Color of Change, an online advocacy group, has asked its 400,000 members to sign an open letter to Democratic leaders, including Democratic National Committee Chairman Howard Dean, Speaker of the House Nancy Pelosi, Senate Majority Leader Harry Reid and all superdelegates.
Their petition effectively declares game over and Barack Obama is the winner:
Leaders of the Democratic Party are playing a dangerous game -- risking the credibility of the party to hand Hillary Clinton the nomination against the will of voters. Heading down this path means disenfranchising millions of voters and legitimizing a campaign strategy that has displayed a clear pattern of race baiting and divisive politics.
Join us in demanding that Democratic Party leadership and superdelegates uphold the integrity of the party and listen to the voice of voters.

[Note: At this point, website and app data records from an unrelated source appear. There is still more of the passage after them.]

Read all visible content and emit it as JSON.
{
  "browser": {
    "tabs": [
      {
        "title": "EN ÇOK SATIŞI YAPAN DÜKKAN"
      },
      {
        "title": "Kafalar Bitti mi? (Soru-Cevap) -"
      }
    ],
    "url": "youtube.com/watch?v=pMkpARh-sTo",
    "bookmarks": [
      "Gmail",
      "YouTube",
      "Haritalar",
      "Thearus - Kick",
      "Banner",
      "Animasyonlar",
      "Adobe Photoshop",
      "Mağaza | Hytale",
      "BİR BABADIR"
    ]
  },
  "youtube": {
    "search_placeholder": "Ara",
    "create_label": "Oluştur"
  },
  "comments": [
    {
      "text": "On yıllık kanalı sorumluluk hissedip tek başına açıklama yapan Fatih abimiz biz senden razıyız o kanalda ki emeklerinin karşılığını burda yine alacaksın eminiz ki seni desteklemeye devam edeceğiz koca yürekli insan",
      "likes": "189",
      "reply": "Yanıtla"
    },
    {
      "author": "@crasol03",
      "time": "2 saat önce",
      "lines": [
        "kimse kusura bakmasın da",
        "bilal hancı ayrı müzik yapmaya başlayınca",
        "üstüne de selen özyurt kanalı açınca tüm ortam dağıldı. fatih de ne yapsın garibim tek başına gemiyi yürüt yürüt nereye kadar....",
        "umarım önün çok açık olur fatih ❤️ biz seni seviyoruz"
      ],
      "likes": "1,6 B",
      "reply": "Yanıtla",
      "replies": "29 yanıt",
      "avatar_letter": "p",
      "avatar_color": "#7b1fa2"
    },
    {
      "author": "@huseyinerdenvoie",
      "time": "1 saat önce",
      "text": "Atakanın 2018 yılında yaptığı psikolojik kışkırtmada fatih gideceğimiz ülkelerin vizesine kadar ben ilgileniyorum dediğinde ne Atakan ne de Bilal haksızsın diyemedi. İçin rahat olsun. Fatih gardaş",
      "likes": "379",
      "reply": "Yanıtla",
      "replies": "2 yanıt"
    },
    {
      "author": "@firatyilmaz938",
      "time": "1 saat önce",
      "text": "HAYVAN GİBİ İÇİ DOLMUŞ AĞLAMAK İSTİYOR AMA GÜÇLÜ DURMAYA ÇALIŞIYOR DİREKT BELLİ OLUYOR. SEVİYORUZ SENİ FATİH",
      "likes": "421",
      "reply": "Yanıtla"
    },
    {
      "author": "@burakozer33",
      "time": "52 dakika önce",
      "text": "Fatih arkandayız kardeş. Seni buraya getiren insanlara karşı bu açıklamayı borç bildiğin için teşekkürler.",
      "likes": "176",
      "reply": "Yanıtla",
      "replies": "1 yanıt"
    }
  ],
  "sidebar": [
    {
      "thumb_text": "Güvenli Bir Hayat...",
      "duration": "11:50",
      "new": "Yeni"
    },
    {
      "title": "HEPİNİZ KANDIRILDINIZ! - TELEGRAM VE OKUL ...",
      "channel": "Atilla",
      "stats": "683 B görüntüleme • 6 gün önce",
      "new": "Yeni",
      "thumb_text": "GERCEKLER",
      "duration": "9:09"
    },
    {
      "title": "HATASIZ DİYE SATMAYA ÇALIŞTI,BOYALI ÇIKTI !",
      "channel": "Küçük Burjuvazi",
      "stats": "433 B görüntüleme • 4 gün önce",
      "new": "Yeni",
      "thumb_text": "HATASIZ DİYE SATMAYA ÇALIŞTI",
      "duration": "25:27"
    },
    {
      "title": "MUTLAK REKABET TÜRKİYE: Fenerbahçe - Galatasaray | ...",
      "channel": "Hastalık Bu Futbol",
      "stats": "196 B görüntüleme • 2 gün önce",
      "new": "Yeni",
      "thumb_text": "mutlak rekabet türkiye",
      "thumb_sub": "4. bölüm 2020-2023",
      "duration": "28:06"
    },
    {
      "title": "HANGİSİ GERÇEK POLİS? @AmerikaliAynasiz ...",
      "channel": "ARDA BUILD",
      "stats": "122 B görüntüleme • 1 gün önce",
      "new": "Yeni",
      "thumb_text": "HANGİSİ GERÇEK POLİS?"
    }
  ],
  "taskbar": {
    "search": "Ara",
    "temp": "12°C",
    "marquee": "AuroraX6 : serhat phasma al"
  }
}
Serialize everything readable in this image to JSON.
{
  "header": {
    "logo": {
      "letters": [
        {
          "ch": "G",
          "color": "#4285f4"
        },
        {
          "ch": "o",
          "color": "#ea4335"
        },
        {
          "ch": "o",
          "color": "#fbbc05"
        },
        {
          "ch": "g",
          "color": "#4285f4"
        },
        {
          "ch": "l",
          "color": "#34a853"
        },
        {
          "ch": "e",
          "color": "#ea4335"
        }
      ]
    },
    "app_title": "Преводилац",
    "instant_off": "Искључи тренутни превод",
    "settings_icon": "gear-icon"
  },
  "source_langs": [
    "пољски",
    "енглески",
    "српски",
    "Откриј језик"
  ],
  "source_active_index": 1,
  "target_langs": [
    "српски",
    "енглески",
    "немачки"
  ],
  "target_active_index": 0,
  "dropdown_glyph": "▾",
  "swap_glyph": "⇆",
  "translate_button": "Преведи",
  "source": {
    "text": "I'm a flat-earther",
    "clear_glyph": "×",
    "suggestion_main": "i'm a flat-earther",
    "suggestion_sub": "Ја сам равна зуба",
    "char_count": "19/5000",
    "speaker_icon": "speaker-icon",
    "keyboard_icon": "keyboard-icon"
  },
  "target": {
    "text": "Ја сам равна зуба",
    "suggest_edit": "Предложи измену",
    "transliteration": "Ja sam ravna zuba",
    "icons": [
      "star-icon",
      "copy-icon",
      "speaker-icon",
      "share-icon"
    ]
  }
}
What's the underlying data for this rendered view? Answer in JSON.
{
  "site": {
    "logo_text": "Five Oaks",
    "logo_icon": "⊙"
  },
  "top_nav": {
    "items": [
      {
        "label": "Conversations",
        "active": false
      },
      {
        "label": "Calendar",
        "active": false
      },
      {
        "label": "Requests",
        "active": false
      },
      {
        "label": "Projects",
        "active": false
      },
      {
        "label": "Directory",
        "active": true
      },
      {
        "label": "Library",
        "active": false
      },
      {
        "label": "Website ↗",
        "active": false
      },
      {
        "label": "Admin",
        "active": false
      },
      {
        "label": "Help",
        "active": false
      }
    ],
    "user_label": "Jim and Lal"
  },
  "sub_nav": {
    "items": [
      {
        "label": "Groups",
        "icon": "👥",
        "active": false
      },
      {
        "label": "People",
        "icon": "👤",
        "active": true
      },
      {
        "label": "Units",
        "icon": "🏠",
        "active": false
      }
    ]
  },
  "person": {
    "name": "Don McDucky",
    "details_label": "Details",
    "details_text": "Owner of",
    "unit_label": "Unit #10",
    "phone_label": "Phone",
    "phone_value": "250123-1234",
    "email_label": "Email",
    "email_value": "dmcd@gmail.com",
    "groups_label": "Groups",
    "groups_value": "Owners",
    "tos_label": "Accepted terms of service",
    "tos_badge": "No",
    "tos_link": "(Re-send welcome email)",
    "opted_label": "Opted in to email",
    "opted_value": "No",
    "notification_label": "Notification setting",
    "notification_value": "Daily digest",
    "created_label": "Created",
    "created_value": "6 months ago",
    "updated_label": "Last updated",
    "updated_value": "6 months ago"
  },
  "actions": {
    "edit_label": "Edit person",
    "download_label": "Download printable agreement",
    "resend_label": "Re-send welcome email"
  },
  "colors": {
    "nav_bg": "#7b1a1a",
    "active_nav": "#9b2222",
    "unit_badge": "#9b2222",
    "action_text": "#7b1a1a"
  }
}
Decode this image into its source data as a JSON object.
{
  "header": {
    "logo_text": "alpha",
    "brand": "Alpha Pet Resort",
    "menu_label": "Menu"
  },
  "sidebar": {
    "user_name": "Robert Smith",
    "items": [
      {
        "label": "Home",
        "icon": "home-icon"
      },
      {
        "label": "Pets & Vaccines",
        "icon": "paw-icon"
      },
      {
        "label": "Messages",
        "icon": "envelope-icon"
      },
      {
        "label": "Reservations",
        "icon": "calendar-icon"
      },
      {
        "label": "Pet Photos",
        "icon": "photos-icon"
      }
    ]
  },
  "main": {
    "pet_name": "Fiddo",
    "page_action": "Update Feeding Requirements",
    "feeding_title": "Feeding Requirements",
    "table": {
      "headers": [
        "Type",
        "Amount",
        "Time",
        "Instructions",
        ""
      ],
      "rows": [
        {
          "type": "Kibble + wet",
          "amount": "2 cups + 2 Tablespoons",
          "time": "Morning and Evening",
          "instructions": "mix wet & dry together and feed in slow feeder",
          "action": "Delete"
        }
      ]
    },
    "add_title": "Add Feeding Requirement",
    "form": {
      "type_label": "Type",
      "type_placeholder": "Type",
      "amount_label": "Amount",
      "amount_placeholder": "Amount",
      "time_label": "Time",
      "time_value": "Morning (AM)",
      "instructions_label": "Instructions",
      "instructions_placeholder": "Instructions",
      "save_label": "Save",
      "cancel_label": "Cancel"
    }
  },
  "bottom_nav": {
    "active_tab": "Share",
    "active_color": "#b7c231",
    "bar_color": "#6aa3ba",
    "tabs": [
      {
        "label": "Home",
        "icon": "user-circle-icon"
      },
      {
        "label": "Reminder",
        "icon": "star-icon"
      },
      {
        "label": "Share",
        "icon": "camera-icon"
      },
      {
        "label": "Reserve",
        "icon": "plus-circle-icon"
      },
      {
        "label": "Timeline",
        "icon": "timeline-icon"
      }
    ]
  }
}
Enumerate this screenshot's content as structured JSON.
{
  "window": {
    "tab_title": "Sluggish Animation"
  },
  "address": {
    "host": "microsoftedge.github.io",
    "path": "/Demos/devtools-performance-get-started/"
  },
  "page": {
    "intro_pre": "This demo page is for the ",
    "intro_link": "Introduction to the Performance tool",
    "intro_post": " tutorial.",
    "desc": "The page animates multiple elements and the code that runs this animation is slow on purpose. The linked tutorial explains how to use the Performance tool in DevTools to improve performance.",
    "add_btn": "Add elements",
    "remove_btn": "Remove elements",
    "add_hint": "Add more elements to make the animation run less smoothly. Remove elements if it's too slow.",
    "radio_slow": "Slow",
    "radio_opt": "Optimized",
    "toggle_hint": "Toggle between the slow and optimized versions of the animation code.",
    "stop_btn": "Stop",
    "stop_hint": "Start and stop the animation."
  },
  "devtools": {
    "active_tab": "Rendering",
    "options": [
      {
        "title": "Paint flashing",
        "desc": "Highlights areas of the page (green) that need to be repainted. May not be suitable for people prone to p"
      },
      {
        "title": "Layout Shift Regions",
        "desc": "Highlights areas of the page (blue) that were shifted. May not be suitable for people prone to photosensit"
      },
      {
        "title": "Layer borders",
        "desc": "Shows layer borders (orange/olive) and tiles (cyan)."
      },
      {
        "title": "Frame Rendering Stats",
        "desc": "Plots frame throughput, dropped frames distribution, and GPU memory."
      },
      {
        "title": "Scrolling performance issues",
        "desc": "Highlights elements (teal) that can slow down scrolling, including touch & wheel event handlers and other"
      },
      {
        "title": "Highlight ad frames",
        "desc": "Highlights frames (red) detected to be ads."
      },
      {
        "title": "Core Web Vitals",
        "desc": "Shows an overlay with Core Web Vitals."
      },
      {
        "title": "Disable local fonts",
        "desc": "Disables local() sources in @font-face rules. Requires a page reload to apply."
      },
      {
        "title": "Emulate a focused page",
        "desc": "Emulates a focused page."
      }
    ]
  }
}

In a nomination battle full of ironies, Obama likely would not sign the petition. During his appearance on NBC’s “Meet the Press,” Obama acknowledged that superdelegates are not required to “follow the will of voters”:
I, I think the superdelegates, by rule, can make their own decision. I think the superdelegates are going to take a look not at momentary snapshot polls, but they're going to take a look at who's run the campaign that can bring about change in America and can actually govern after the election.
I asked the good folks at Color of Change what they hoped to achieve. In an email message, their communications director, Mervyn Marcano, wrote:
We want the Democratic Party's nominee for the Presidency to be determined by the will of ordinary voters who have eagerly participated in primary contests across the country. We also want party leaders to reject the pattern of race-baiting our members have seen the Clinton campaign rely on throughout the primary contests.
OK, so how do you reconcile your position with Democratic Party rules that make it clear that superdelegates can exercise independent judgment?
Good judgment is what our members are demanding from Democratic Party leaders. They should cast their superdelegate vote in the best interest of the party; we think handing the nomination to a candidate by disenfranchising millions of voters is bad for democracy.
Well, isn’t it bad for democracy to add to the confusion, particularly for new voters who are not familiar with the nomination process?
This petition has a simple and basic demand -- when the people vote, those votes should not be overruled by party insiders. What we're hearing is that voters, and new voters in particular, will be turned off if Democratic Party elites hand the nomination to Clinton, against the will of voters.
One question I didn’t ask: How does a race-based petition campaign help Obama broaden his appeal among white working-class voters?